The basics of insurable interest
To have an insurable interest means you have some sort of financial stake in the subject matter of a policy (i.e., person or thing being insured). For example, you have an insurable interest in your home because you would experience a financial loss if the house or belongings were destroyed or damaged.
Another way to think about it is whether or not the person looking to buy a policy would have to pay for a loss if they didn’t get insurance. The need to come up with cash demonstrates that person’s insurable interest in the property. If someone doesn’t have a financial interest in the house, there is no insurable interest.
You have to have an insurable interest in the thing to insure it. In other words, you can’t buy a home insurance policy on your neighbor’s house. Even if you did, the policy would be unenforceable.
Insurable interest examples
Insurable interest must exist for a policy to be underwritten. This is true for any insurance policy, including homeowners, business, and life insurance. A person can have an insurable interest in the life of a spouse who earns the family’s income. If the spouse were to die, that person would be without the spouse’s income to support – that’s an insurable interest.
When it comes to homeowners insurance, the question is “Who stands to lose financially if the home is lost or destroyed?” You, the homeowner, clearly stands to lose money. But in some cases, another party may be affected, such as a mortgage company.
This is why mortgage companies almost always require borrowers to buy homeowners insurance. Your mortgage company could be on the hook for hundreds of thousands of dollars or more if your house suffers a total loss without insurance. It’s also why you may receive a claim payment check made payable to both you and your mortgage company. That way, your mortgage lender knows its interest in your home is maintained.
But your mortgage company doesn’t have an insurable interest in everything that’s covered in your homeowners policy, only the physical structure. Your personal belongings, such as clothes and electronics, yours alone so a claim payment for those items come solely to you.
You should note that your insurance company will notify your mortgage lender if you cancel your homeowners policy and don’t obtain new insurance while the lender still has an insurable interest in your home. Your lender also has the authority to purchase home insurance for your property and add the cost of the coverage to mortgage payments..
How an insurable interest appears on homeowners policy
Parties with an insurable interest in your home are listed on the insurance policy in most cases, and you can usually find them on your declarations pages. As the homeowner and policyholder, you're listed as a named insured. Family members who live in the house are also covered, although they may not be individually named. Some insurers only include a spouse if the spouse’s name is on the deed.
Your lender, or anyone else with an insurable interest, also appears on your declarations page, often as an additional insured or a loss payee. This allows them to protect their interest in the property but does not make them liable for premiums or allow them to control coverages or make changes to the policy.

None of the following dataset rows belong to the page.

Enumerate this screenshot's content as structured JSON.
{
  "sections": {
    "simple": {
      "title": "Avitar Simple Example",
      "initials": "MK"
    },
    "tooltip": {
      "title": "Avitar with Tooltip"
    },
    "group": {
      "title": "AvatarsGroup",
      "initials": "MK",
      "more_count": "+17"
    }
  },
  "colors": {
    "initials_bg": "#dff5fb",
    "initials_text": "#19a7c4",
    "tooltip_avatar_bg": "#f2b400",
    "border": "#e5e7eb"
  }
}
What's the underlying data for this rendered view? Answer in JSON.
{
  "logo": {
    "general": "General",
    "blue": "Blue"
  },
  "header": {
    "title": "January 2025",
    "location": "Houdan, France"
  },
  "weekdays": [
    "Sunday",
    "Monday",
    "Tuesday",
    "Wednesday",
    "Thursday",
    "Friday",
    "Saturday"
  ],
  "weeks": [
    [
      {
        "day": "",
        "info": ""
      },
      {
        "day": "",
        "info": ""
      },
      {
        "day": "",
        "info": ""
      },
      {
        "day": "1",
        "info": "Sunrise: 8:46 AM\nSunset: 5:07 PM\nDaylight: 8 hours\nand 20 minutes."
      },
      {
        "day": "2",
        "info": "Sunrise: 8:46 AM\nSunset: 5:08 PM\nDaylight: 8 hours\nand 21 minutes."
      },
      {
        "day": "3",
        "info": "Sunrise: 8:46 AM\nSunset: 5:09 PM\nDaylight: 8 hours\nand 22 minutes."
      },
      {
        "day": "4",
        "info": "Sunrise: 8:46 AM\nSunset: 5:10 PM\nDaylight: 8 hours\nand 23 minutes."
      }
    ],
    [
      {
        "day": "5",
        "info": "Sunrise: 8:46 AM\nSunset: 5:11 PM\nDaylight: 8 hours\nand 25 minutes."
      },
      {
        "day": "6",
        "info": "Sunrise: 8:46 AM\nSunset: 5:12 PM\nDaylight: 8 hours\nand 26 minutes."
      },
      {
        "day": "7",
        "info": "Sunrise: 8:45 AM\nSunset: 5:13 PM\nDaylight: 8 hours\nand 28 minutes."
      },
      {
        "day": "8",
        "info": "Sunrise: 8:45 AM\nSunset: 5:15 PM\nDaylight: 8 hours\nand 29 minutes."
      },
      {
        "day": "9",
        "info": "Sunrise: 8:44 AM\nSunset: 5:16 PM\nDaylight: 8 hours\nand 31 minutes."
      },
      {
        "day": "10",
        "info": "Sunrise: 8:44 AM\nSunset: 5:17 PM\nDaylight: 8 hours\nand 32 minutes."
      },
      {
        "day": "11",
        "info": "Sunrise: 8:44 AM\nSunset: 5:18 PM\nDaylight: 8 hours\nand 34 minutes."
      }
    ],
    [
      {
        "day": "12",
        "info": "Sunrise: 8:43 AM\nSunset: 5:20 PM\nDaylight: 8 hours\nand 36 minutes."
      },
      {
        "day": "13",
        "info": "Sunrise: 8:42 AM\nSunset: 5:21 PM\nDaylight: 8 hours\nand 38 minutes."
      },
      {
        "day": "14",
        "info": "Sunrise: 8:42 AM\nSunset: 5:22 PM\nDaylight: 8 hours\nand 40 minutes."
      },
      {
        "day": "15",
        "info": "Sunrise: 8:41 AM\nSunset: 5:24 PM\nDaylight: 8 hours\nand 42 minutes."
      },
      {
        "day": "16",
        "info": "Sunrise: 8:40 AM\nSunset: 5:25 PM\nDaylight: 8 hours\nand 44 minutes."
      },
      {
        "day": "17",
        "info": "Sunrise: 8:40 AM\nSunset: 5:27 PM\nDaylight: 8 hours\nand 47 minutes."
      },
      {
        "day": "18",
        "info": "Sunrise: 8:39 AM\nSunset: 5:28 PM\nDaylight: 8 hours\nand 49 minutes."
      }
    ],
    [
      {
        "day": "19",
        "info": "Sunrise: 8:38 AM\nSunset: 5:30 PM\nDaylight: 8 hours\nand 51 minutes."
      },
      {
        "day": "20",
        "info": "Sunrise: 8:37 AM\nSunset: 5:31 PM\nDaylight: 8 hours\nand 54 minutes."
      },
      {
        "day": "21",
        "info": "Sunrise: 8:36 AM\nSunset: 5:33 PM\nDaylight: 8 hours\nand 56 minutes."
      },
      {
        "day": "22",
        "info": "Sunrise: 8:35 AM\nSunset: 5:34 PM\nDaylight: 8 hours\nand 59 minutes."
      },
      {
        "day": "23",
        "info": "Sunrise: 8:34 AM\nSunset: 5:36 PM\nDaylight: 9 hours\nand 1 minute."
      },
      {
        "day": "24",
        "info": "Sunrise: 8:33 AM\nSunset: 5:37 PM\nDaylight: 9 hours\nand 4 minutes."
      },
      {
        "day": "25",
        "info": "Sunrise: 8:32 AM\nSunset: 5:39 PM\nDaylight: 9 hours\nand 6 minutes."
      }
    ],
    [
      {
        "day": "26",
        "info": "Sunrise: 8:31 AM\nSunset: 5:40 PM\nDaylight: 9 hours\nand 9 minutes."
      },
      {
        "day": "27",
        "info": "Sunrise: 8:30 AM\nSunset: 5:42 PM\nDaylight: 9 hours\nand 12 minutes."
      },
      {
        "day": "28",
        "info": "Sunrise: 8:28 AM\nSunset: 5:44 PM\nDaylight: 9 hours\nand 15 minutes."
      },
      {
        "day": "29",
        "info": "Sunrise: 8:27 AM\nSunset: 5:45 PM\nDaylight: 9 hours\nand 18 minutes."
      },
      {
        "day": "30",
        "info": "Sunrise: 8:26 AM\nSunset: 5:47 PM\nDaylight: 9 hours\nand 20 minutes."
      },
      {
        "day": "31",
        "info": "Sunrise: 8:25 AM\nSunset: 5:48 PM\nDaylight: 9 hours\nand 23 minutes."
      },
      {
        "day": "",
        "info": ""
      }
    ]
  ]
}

When a party has an insurable interest in a property, they often request proof of insurance that shows that they are protected against losses. This is usually accomplished by sending them a certificate of insurance to demonstrate that you’ve named them as either a loss payee or an additional insured.